It was the summer of 2000. I had recently graduated from university with a bachelor’s degree and was off to start my much-anticipated young adult life in Southern California. Before my coaching career started, I landed my very first job at an entertainment company at Fox. One afternoon, my buddy and I took our lunch break and went to the famous Apple Pan in Westwood, CA. While sitting at the bar contemplating and enjoying my yummy hickory burger, an elderly gentleman greeted me with a friendly “hello.” We proceeded to talk about how good the burgers were and how over the years he had visited this establishment many times. Having had a pleasant conversation with the man, I paid my check and said goodbye. As I walked away from the restaurant, my buddy checked me and said, “ You just had lunch with the greatest basketball coach of all time!” I didn’t know it then, but I had just spent my lunch break with one of the all-time greats, Coach John Wooden. To this day, it’s an experience that is so special to me. I’m almost grateful that I didn’t know who he was because over the years I learned so much more about him: what he stood for as a coach, a teacher, and a mentor.
To recap, as the head coach of the University of California at Los Angeles, Wooden won ten NCAA national championships, with an overall head coaching record of 664 wins. No coach compiled as many wins or dominated the game like Wooden did from 1962 to 1975, with his UCLA Bruins winning those ten national championships in 12 years and with seven of the wins back-to-back. The Bruins also had an amazing four undefeated regular seasons. From 1972 to 1974, his team won 88 consecutive games. Wooden believed in building on simple concepts to inspire and considered himself a teacher, which he had actually been at the very start of his career.
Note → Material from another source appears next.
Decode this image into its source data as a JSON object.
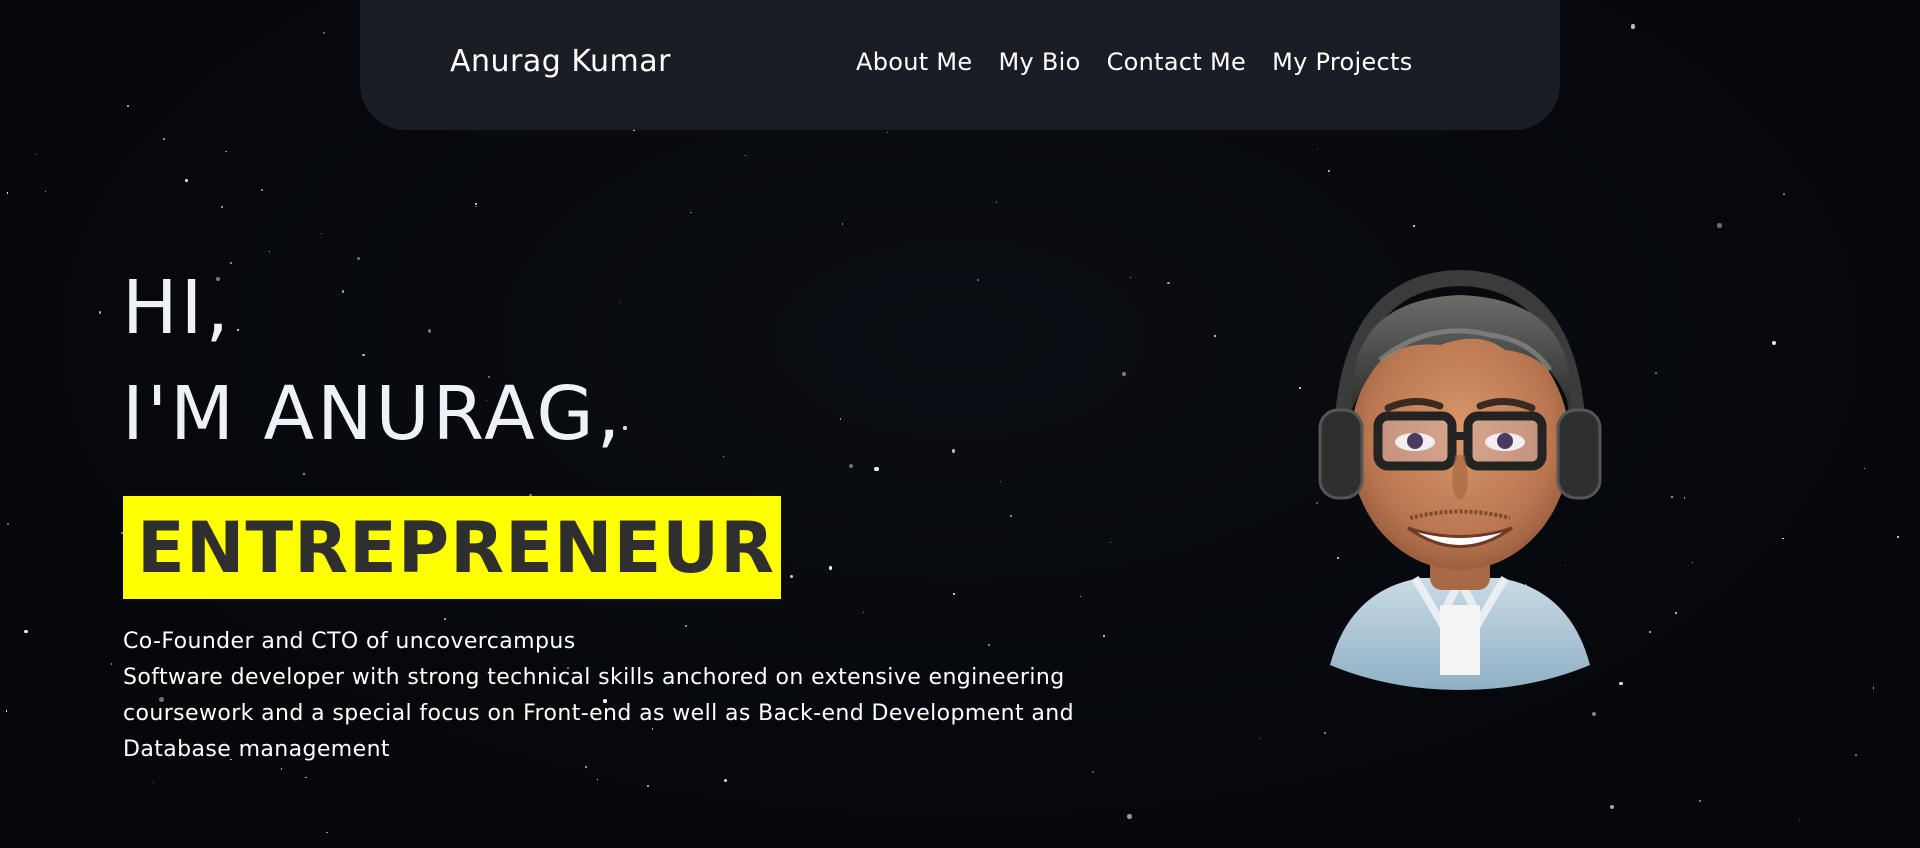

In the final game of his career, he won an NCAA championship, leading one of his less imposing teams to a victory over Kentucky. He retired just short of his 65th birthday.
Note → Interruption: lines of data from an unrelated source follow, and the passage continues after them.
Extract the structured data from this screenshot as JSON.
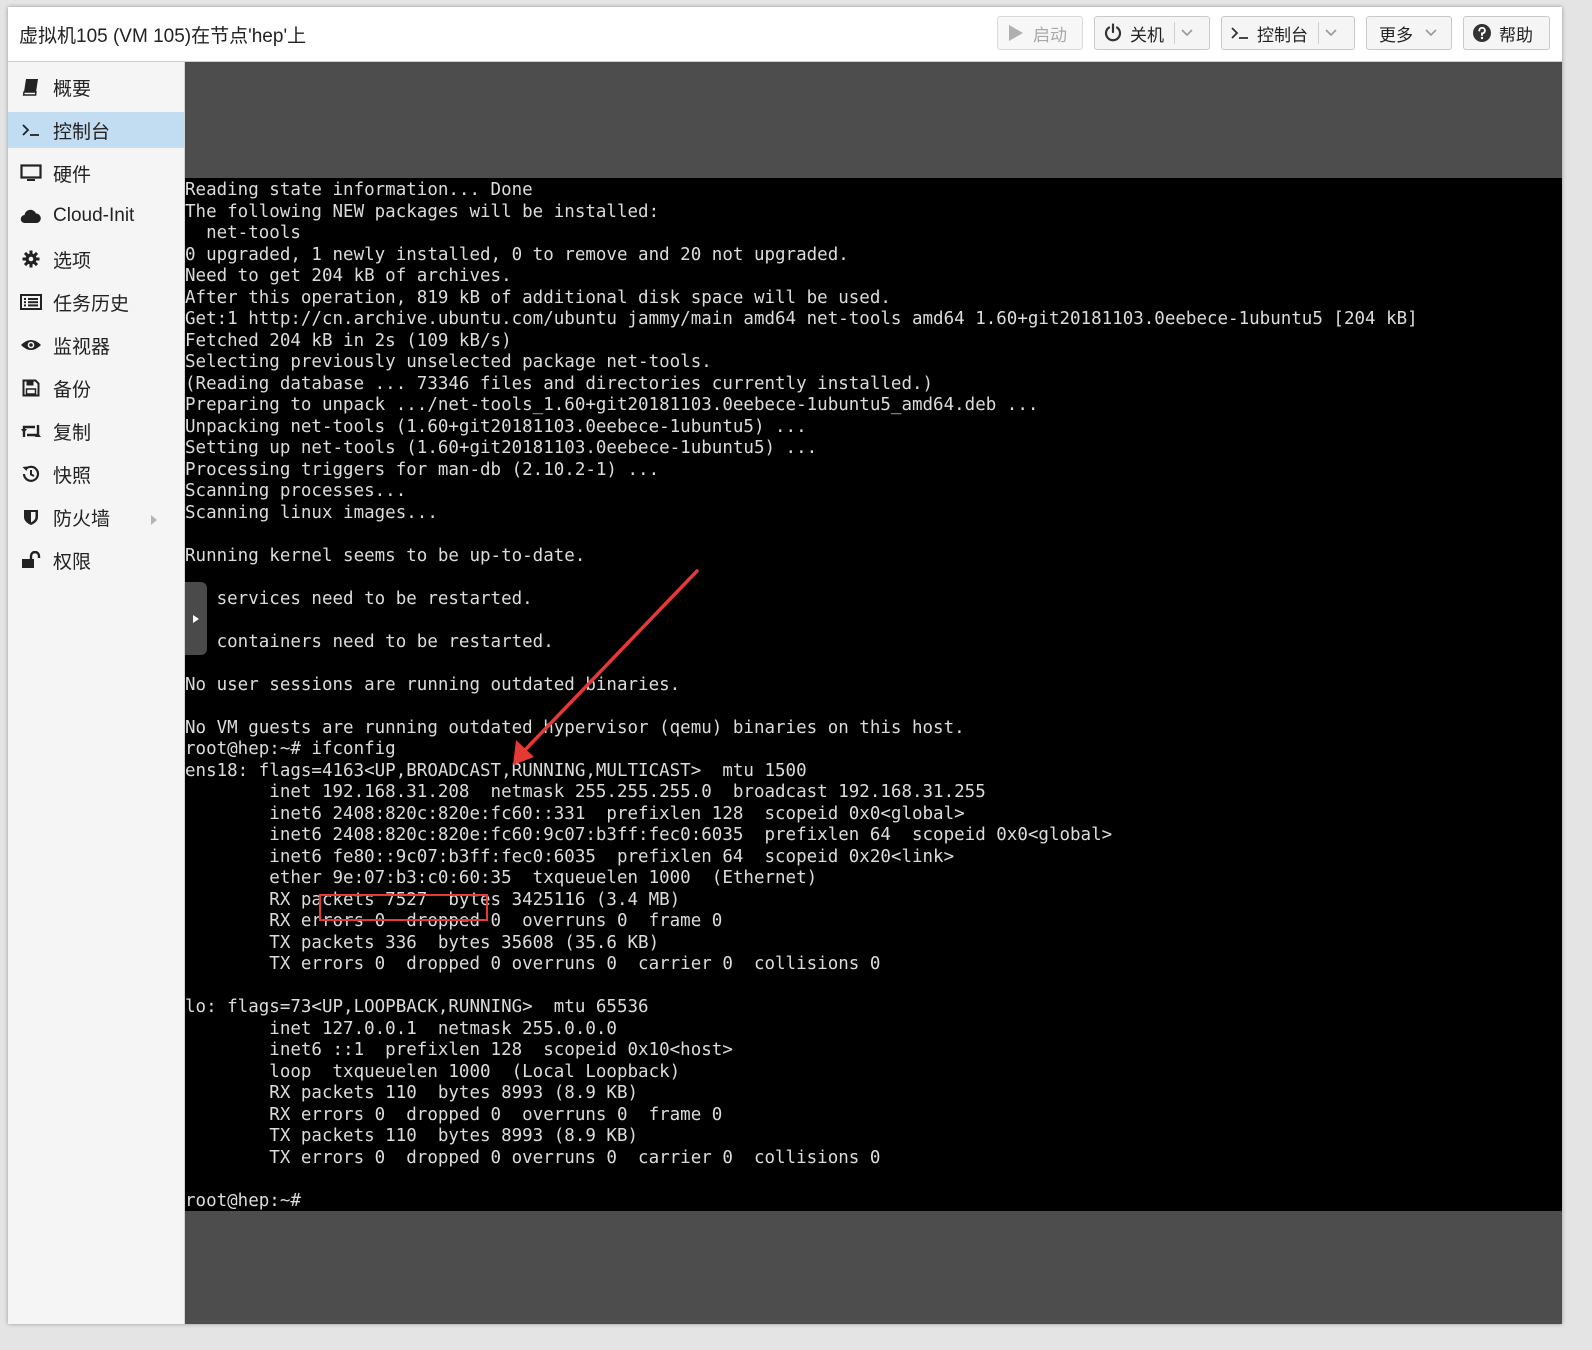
{
  "window": {
    "title": "虚拟机105 (VM 105)在节点'hep'上"
  },
  "toolbar": {
    "start_label": "启动",
    "shutdown_label": "关机",
    "console_label": "控制台",
    "more_label": "更多",
    "help_label": "帮助",
    "icons": {
      "start": "play-icon",
      "shutdown": "power-icon",
      "console": "terminal-icon",
      "help": "question-circle-icon",
      "dropdown": "chevron-down-icon"
    }
  },
  "sidebar": {
    "items": [
      {
        "label": "概要",
        "icon": "book-icon"
      },
      {
        "label": "控制台",
        "icon": "terminal-icon",
        "active": true
      },
      {
        "label": "硬件",
        "icon": "monitor-icon"
      },
      {
        "label": "Cloud-Init",
        "icon": "cloud-icon"
      },
      {
        "label": "选项",
        "icon": "gear-icon"
      },
      {
        "label": "任务历史",
        "icon": "list-icon"
      },
      {
        "label": "监视器",
        "icon": "eye-icon"
      },
      {
        "label": "备份",
        "icon": "floppy-icon"
      },
      {
        "label": "复制",
        "icon": "retweet-icon"
      },
      {
        "label": "快照",
        "icon": "history-icon"
      },
      {
        "label": "防火墙",
        "icon": "shield-icon",
        "expandable": true
      },
      {
        "label": "权限",
        "icon": "unlock-icon"
      }
    ]
  },
  "colors": {
    "accent_selected": "#c2ddf2",
    "terminal_bg": "#000000",
    "terminal_fg": "#dcdcdc",
    "annotation": "#e53935"
  },
  "console": {
    "highlighted_ip": "192.168.31.208",
    "lines": [
      "Reading state information... Done",
      "The following NEW packages will be installed:",
      "  net-tools",
      "0 upgraded, 1 newly installed, 0 to remove and 20 not upgraded.",
      "Need to get 204 kB of archives.",
      "After this operation, 819 kB of additional disk space will be used.",
      "Get:1 http://cn.archive.ubuntu.com/ubuntu jammy/main amd64 net-tools amd64 1.60+git20181103.0eebece-1ubuntu5 [204 kB]",
      "Fetched 204 kB in 2s (109 kB/s)",
      "Selecting previously unselected package net-tools.",
      "(Reading database ... 73346 files and directories currently installed.)",
      "Preparing to unpack .../net-tools_1.60+git20181103.0eebece-1ubuntu5_amd64.deb ...",
      "Unpacking net-tools (1.60+git20181103.0eebece-1ubuntu5) ...",
      "Setting up net-tools (1.60+git20181103.0eebece-1ubuntu5) ...",
      "Processing triggers for man-db (2.10.2-1) ...",
      "Scanning processes...",
      "Scanning linux images...",
      "",
      "Running kernel seems to be up-to-date.",
      "",
      "   services need to be restarted.",
      "",
      "   containers need to be restarted.",
      "",
      "No user sessions are running outdated binaries.",
      "",
      "No VM guests are running outdated hypervisor (qemu) binaries on this host.",
      "root@hep:~# ifconfig",
      "ens18: flags=4163<UP,BROADCAST,RUNNING,MULTICAST>  mtu 1500",
      "        inet 192.168.31.208  netmask 255.255.255.0  broadcast 192.168.31.255",
      "        inet6 2408:820c:820e:fc60::331  prefixlen 128  scopeid 0x0<global>",
      "        inet6 2408:820c:820e:fc60:9c07:b3ff:fec0:6035  prefixlen 64  scopeid 0x0<global>",
      "        inet6 fe80::9c07:b3ff:fec0:6035  prefixlen 64  scopeid 0x20<link>",
      "        ether 9e:07:b3:c0:60:35  txqueuelen 1000  (Ethernet)",
      "        RX packets 7527  bytes 3425116 (3.4 MB)",
      "        RX errors 0  dropped 0  overruns 0  frame 0",
      "        TX packets 336  bytes 35608 (35.6 KB)",
      "        TX errors 0  dropped 0 overruns 0  carrier 0  collisions 0",
      "",
      "lo: flags=73<UP,LOOPBACK,RUNNING>  mtu 65536",
      "        inet 127.0.0.1  netmask 255.0.0.0",
      "        inet6 ::1  prefixlen 128  scopeid 0x10<host>",
      "        loop  txqueuelen 1000  (Local Loopback)",
      "        RX packets 110  bytes 8993 (8.9 KB)",
      "        RX errors 0  dropped 0  overruns 0  frame 0",
      "        TX packets 110  bytes 8993 (8.9 KB)",
      "        TX errors 0  dropped 0 overruns 0  carrier 0  collisions 0",
      "",
      "root@hep:~#"
    ]
  }
}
"Success is peace of mind, which is a direct result of self-satisfaction in knowing you made the effort to do your best to become the best that you are capable of becoming." - John Wooden